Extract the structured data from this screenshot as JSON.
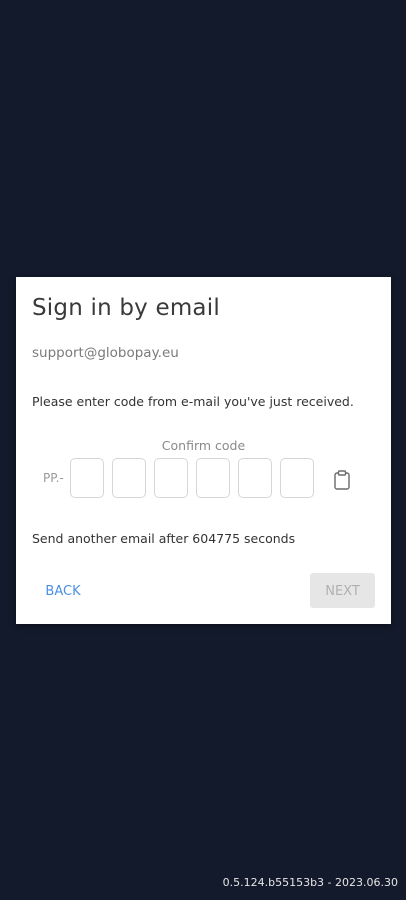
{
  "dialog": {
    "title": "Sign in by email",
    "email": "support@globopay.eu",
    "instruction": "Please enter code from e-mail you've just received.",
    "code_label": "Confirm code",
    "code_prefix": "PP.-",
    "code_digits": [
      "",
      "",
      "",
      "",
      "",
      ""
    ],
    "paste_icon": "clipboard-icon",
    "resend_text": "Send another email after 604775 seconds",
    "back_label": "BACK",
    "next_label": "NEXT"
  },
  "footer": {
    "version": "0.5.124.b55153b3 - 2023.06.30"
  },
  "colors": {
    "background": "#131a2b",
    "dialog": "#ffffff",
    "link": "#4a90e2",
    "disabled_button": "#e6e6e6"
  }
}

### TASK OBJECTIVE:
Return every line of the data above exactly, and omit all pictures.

### ANSWER TO THIS EXERCISE:
Extract the structured data from this screenshot as JSON.
{
  "dialog": {
    "title": "Sign in by email",
    "email": "support@globopay.eu",
    "instruction": "Please enter code from e-mail you've just received.",
    "code_label": "Confirm code",
    "code_prefix": "PP.-",
    "code_digits": [
      "",
      "",
      "",
      "",
      "",
      ""
    ],
    "paste_icon": "clipboard-icon",
    "resend_text": "Send another email after 604775 seconds",
    "back_label": "BACK",
    "next_label": "NEXT"
  },
  "footer": {
    "version": "0.5.124.b55153b3 - 2023.06.30"
  },
  "colors": {
    "background": "#131a2b",
    "dialog": "#ffffff",
    "link": "#4a90e2",
    "disabled_button": "#e6e6e6"
  }
}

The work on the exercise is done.